When one of the top people at the company which some people think "rules the world" thinks that you, as a European taxpayer, could be paying for something for the rest of your life that might well not work, it doesn't really cheer you up. It makes you think of the way that the company they work for helped to create the global economic crisis by selling sub-prime mortgage debt, and how that company made even more money by betting on a collapse in the sub-prime market, and of how it made money by underwriting bonds, and later advised other clients to short those bonds. It makes you think of the $60m it agreed to pay to end an investigation into unfair home loans in Massachusetts, and of "fabulous" Fabrice Tourre, and the "highly leveraged, exotic trades" he created and said he didn't understand.

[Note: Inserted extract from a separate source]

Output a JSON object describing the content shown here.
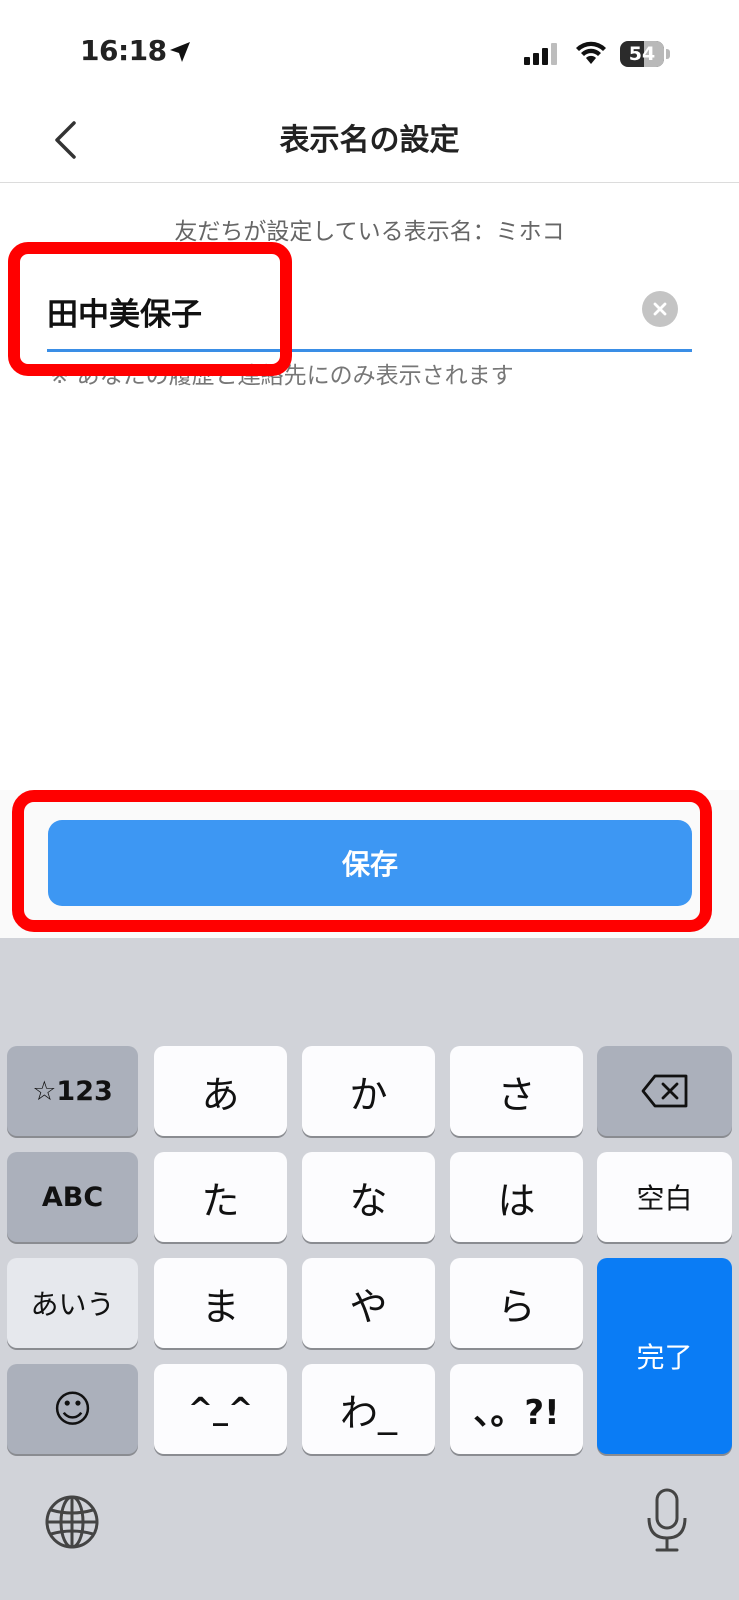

It makes you think of Greek debt, which is a very big part of the euro crisis, and of how some people said that Goldman Sachs helped the Greek government hide the true scale of it for years. And it makes you think of all the Goldman Sachs people who have become very senior advisers to governments, or even very senior members of them, or even Secretary of the Treasury of the most powerful country in the world.
What it also makes you think is that you're really quite tired of being lectured by these people, and being told that you can't ask them to pay even 50 per cent tax on annual incomes that are often paid in millions, and that you can't do things because "the markets" won't like it, even though the only things that markets like is things that make them rich. And it makes you think that when a shadow Chancellor gives a long list of apologies that don't sound at all like apologies, and says that his party "didn't regulate the banks toughly enough", that that (although you've never heard the word "toughly") is certainly true, but doesn't begin to do justice to the monster that has been created, and unleashed.
Now, we all live with this monster, which gobbles up jobs, and hopes, and dreams. We all live, as the shadow Chancellor's boss said yesterday, with the "fast buck economy", a "fast buck economy" that seems to be destroying the Western world. We didn't need to. We didn't need to make finance Britain's biggest industry, and Britain's biggest net export. We didn't need to live in a bubble made out of debt. But we did what we did, and the banks did what they did, and the traders did what they did, and here we are.
Unlike that "independent trader", I hope that the euro bail-out works. I hope that we don't have another recession, or a depression, or a crash, and I hope that we, and the other countries that have made the same mistakes as us, get the chance to build an economy that's made less of hot air, and more of things you can see and touch. It was Brueghel, by the way – the painter not the think tank – who painted Landscape with the Fall of Icarus. He knew all about flying too close to the sun.